In coming days there will be a special film screening of Nana’s Porch and discussion with the producers; a Mind, Body and Soul Convening with Human Rights Commissioner Rebecca Lucero; leaders of Mapping Prejudice will update us on the expansion of their racially restrictive housing covenants project; a “MixTape of Black Stories” listening session featuring reflections of Black youth and young adults living in northern Minnesota and a special celebration at Pimento Kitchen’s newest location in St. Paul. These are just some of the programs planned for the rest of February and beyond. An agenda for the Black History Month programs may be found here.   

Local 1001’s Galen Sjostrom, a transportation program specialist at the Minnesota Department of Transportation (MnDOT), is just one of the many Equity Justice Black Caucus (EJBC) Employee Resource Group (ERG) members who has been working with partners at multiple state agencies to organize and promote programs throughout Black History Month 2024. He said this year marked a deliberate pivot toward a more collaborative, community-driven approach by ERG members, which included partnering with other state ERGs as well as state Diversity, Equity and Inclusion offices.  

This year’s more collaborative approach to planning and promotion seems to have yielded results: several of the events attracted more than 300 attendees. Popular presentations so far have included Markus Flynn from Black Men Teach (hosted by the Department of Health), ReConnect Rondo executive director Keith Baker (hosted by MnDOT) and Rondo historian Marvin Anderson (hosted by the Department of Labor and Industry) and environmental justice expert Dr. Sam Leguizamon Grant (also hosted by MnDOT). 
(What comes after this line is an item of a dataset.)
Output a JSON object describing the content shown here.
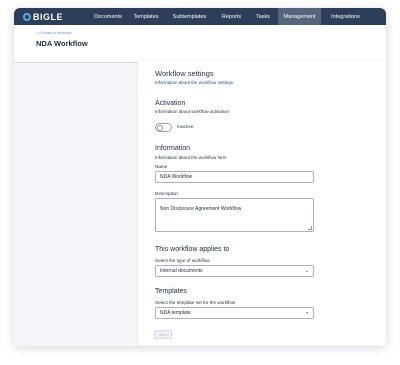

Eighty percent of St. Paul’s African American community once lived in the bustling Rondo neighborhood until construction of Interstate 94 demolished the neighborhood in the 1950s and ‘60s. Although less well-known, a similar story played out in northern Minneapolis with the construction of I35W. 

Local 1002’s Moi Boudoir, co-chair of EJBC ERG and a Title 1 program specialist working with neglected, delinquent and at-risk children and youth, has also been organizing the Black History Month programs. He said he was especially impressed with the ReConnect Rondo program, “The program about Rondo was extremely enlightening, especially since I’m from Minneapolis, and learning about what happened to that community and why was very educational,” Boudoir said. 

“The programs may be concentrated on Black history but we’re really talking about all of our history – we’re talking about the history of America. The more we learn about each other, the more we can understand each other,” he added.  

Sjostrom concluded: “I have seen so much evidence, year after year, of just how much of a sense of belonging my state colleagues and I feel when we engage with regular, community-focused, culturally-oriented events like these. I feel a greater sense of common cause with my colleagues than I have at any other point in my career, both within Minnesota state service and beyond.”